A mostly dry and bright day with sunshine at times, especially over West Shetland where becoming warm. Orkney may be cloudier at times with perhaps some patchy light rain. Moderate to fresh easterly winds, becoming strong over Orkney. Maximum temperature 13 °C.

Orkney will be cloudy with occasional outbreaks of rain, these becoming more persistent later tonight. Shetland will remain dry. Fresh to strong easterly winds. Minimum temperature 8 °C.

Shetland will be dry with some sunshine for much of the day. Cloud and rain affecting Orkney will reach Shetland later. Strong to gale easterly winds. Maximum temperature 13 °C.

Updated: 0328 on Fri 15 May 2009

May 14, 2009

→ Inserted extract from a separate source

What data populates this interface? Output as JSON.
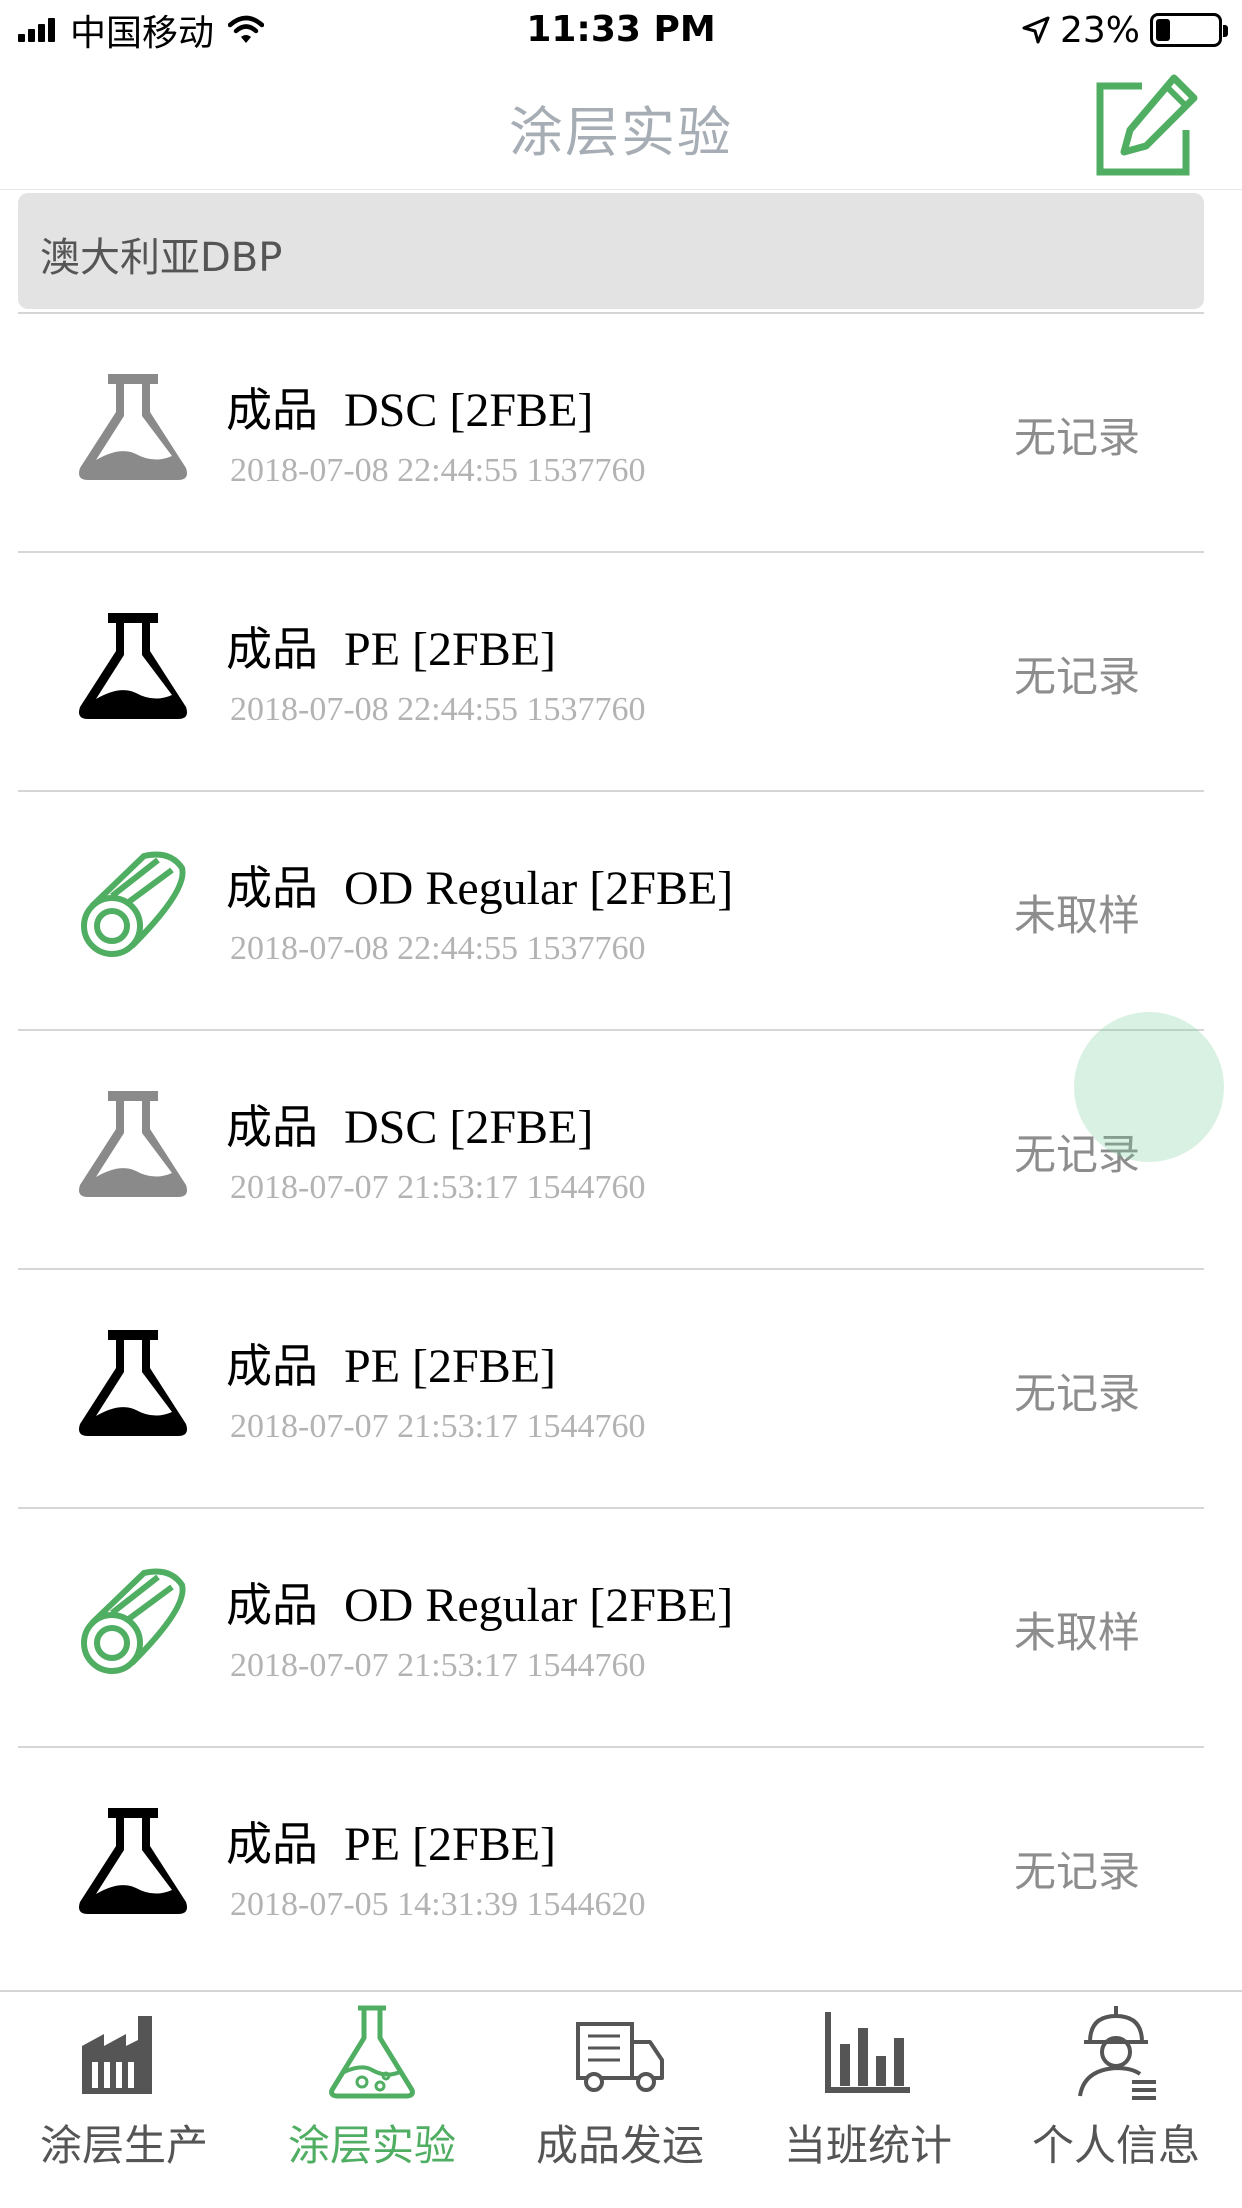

The west winds have brought Laughing gull, Solitary sandpiper, Black duck and Franklins gull to Shetland over the last short while whilst the winds now have turned to the east and are looking good to carry birds to us from the continent over the next few days. There have been 3 Corncrakes reported on Papa Westray so it looks like things are off and running there. North Ron has Redstart, Spot fly, 4 Dotterel and Corncrake. John Holloway on Stronsay reported a Bluethroat yesterday. The missed bird of the week for me has to be the two Dotterel reported by Keith Hague on orkbird last night. Once again I only switched on the computer after dark and found out about then to late..Oh well…Terns are returning in numbers now along with the Bonxies and guillemots. Its all a bit early for the breeding effort but Guillemot eggs that have been snaffled by the Ravens and gulls are starting to appear along the cliff tops. Its all go here!!!

May 4, 2009

Hobbister today

M henharrier, short eared owl, red grouse mippit, skylark(5) willow warbler, stonechat 3 pair 3 others. Pair kestrels, dunters, Tysties, scarfies, fulmars, Peregrine, ringtail harrier.

May 2, 2009

Raptor rapture across the isles.

What a cracker of a week...snowy owl,rough leged buzzard, white tailed sea eagle, two goshawks, marsh harrier, black kite, a continuing sparrow hawk passage, all seen and reported across the isles in the last week.
Not to mention all the owls and harriers displaying at the moment!!